- [Description of the task]: Read the data below. Every line holding the string "Участника" must be copied.

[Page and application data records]
"""

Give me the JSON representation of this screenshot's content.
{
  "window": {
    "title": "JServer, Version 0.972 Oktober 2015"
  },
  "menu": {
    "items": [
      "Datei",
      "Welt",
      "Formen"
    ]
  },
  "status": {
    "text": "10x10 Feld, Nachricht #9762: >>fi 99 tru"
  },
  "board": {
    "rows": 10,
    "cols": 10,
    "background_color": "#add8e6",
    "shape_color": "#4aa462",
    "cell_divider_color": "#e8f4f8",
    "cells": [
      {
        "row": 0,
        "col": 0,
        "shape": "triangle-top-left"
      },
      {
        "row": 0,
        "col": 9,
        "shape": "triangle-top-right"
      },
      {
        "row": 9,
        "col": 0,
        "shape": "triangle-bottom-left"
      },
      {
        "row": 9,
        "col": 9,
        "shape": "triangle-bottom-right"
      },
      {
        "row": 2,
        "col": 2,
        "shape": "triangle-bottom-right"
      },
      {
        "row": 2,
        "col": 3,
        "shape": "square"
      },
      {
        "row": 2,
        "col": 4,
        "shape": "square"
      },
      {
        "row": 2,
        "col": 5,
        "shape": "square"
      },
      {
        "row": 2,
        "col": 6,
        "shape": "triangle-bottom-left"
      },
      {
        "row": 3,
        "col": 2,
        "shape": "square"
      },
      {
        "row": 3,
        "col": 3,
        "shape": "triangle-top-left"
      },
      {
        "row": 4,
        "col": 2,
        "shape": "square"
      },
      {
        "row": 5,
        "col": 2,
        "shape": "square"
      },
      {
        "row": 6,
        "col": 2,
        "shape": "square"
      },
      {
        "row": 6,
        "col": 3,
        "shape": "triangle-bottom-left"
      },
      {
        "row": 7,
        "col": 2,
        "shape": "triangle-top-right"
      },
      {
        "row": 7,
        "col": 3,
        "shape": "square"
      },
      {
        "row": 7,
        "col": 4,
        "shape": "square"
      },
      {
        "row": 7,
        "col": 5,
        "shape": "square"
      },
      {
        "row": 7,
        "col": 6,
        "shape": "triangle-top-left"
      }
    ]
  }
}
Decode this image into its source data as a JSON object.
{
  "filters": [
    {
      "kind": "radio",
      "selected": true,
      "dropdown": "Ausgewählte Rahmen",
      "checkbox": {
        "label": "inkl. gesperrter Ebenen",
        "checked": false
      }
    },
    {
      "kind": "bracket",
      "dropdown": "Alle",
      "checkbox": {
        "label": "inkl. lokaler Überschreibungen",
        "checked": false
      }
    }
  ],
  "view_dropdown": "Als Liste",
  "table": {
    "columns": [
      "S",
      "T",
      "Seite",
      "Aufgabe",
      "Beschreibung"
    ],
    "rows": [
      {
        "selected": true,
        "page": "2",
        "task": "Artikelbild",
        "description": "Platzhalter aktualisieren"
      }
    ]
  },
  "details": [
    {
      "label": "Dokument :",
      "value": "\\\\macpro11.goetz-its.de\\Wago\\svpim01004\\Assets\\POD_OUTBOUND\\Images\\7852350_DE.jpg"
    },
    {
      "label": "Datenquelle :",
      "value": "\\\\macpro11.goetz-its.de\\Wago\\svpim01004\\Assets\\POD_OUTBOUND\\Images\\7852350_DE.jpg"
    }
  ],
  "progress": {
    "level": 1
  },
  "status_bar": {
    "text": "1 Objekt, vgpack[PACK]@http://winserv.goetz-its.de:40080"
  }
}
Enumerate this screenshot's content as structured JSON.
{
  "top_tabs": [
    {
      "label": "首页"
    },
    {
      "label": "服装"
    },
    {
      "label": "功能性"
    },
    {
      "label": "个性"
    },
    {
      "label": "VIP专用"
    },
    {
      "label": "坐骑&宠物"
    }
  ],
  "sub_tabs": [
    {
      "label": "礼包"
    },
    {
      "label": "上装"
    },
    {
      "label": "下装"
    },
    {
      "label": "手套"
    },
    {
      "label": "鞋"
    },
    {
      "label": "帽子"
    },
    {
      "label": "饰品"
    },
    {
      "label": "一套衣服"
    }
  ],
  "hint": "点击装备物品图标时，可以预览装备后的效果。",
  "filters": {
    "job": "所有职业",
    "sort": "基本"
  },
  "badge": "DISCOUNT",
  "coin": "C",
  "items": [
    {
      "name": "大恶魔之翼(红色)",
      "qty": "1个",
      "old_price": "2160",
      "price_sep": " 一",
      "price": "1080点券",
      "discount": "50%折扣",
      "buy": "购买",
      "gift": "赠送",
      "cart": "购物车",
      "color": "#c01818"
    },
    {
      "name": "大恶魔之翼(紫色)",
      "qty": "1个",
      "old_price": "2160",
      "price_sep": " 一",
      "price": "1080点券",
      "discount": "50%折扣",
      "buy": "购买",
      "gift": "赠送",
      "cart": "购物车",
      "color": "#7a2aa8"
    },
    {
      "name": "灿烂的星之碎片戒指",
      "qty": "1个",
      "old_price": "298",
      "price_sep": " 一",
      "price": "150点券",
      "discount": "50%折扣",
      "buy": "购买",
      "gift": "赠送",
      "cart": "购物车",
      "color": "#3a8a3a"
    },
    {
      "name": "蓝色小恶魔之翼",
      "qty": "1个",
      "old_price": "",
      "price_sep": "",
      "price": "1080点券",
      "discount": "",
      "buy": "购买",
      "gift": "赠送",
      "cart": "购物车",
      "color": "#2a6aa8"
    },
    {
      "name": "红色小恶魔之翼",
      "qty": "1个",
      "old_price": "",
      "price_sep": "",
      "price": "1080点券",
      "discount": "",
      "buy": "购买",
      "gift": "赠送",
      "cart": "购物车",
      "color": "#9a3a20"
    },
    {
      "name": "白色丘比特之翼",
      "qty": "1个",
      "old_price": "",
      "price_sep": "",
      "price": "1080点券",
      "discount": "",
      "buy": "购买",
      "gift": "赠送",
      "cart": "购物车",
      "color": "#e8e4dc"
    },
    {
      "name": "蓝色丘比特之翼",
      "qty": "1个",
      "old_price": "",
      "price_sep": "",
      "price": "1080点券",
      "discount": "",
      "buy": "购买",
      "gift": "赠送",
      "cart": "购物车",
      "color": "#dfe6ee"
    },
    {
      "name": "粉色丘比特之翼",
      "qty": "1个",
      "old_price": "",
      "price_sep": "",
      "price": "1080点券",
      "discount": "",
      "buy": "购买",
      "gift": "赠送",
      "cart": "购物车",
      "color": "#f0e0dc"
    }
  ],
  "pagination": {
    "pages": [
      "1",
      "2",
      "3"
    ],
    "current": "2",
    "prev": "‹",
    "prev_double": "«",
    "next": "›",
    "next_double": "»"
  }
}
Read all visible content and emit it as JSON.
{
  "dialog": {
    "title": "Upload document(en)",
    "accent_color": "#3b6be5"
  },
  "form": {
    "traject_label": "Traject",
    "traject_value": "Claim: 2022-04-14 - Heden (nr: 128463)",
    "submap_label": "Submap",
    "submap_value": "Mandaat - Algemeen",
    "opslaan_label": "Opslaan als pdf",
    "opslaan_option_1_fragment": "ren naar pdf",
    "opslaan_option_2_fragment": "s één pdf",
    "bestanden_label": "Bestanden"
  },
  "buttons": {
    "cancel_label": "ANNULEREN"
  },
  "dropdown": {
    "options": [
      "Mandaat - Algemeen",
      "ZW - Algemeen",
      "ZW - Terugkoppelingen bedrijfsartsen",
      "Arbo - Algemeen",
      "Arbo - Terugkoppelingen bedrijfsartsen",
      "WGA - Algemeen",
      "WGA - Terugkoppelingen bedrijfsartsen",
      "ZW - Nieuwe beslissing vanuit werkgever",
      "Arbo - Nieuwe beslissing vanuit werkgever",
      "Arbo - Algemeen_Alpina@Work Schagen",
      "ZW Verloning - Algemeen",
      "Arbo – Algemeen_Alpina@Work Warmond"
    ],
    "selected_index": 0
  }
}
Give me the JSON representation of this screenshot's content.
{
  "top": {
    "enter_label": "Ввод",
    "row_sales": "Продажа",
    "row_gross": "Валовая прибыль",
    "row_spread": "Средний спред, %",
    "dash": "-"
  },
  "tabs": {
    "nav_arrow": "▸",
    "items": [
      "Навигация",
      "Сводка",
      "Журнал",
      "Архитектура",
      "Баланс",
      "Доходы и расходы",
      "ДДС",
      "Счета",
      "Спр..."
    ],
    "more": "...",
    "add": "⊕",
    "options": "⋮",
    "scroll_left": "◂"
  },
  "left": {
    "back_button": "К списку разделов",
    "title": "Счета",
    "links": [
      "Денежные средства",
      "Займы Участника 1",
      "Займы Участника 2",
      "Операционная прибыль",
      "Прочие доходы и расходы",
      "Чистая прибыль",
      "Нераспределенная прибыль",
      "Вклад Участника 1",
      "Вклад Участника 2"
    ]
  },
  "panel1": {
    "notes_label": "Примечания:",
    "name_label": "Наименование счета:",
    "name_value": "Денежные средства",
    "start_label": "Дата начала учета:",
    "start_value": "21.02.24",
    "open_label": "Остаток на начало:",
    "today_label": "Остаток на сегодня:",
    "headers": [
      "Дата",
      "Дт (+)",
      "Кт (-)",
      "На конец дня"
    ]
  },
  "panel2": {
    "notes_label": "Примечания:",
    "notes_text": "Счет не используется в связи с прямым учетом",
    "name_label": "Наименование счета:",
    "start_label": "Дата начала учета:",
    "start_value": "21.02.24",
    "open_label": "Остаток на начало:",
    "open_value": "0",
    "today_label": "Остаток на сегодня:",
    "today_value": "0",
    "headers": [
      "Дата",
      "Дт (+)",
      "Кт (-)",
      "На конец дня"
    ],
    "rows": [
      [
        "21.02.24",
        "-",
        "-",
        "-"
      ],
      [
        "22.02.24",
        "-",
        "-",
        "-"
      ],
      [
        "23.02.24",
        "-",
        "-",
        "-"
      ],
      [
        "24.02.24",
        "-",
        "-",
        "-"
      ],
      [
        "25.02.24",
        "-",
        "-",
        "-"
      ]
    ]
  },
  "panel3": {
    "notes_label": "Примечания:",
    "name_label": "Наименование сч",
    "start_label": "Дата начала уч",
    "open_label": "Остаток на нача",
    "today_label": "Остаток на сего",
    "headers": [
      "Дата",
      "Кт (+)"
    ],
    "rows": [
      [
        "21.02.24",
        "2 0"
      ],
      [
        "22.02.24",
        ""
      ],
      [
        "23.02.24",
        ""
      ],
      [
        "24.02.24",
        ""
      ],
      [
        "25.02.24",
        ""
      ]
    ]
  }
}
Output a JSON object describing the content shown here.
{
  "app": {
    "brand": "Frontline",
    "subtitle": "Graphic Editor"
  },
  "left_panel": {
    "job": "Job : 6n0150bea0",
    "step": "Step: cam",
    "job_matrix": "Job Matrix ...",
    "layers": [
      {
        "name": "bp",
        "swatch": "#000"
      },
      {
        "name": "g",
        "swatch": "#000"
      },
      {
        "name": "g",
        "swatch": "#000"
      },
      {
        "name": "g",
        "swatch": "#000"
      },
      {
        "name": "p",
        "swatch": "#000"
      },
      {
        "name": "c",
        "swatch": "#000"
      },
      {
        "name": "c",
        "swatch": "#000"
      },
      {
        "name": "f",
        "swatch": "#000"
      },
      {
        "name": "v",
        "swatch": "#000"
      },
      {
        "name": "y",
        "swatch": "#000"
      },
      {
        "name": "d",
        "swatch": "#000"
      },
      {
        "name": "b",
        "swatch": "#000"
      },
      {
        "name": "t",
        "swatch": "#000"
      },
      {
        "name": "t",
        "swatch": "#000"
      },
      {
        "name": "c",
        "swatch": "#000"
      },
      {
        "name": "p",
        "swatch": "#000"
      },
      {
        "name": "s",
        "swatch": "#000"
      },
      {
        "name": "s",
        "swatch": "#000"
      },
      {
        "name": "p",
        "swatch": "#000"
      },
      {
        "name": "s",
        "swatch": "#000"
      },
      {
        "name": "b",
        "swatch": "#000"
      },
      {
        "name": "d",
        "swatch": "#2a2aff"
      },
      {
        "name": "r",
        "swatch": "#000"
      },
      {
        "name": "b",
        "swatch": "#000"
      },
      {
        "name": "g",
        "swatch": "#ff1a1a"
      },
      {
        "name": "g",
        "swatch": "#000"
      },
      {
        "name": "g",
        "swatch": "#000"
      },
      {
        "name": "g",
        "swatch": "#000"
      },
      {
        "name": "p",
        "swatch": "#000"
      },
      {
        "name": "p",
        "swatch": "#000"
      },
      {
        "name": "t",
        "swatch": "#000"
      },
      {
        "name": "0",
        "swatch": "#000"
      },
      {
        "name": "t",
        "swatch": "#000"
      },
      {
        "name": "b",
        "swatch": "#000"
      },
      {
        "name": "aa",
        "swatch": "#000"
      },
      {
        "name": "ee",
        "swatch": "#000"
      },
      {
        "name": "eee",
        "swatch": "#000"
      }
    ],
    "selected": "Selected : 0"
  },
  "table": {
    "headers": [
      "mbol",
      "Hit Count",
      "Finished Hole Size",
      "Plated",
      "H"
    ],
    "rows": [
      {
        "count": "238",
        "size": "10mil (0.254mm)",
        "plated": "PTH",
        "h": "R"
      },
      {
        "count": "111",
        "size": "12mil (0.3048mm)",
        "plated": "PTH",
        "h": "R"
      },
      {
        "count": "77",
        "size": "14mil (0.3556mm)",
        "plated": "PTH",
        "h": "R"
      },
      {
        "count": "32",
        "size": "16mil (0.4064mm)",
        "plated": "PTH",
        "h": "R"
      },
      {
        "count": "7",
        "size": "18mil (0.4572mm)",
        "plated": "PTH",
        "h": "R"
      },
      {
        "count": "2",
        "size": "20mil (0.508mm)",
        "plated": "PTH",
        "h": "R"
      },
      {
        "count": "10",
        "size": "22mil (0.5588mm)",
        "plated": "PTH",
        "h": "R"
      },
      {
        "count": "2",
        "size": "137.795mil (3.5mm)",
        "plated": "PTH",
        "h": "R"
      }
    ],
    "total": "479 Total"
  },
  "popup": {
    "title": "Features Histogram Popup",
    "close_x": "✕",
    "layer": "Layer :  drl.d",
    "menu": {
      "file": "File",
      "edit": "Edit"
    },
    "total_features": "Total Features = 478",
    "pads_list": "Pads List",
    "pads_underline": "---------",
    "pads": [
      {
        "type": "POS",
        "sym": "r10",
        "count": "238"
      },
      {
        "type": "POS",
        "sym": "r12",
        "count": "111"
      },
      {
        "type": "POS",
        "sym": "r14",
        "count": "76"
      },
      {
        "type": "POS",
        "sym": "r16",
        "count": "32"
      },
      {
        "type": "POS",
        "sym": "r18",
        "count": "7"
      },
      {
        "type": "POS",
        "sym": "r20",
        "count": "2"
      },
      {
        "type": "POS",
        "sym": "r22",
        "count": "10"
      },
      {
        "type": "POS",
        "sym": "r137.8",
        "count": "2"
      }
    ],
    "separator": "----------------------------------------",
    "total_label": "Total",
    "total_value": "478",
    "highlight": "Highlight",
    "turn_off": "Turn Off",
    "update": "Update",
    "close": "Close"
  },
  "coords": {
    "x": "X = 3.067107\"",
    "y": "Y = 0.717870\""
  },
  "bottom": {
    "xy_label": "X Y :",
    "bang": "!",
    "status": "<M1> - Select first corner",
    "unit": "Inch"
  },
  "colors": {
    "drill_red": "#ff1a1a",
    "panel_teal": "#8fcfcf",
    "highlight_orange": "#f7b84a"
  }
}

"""

- [Written answer]:
      "Займы Участника 1",
      "Займы Участника 2",
      "Вклад Участника 1",
      "Вклад Участника 2"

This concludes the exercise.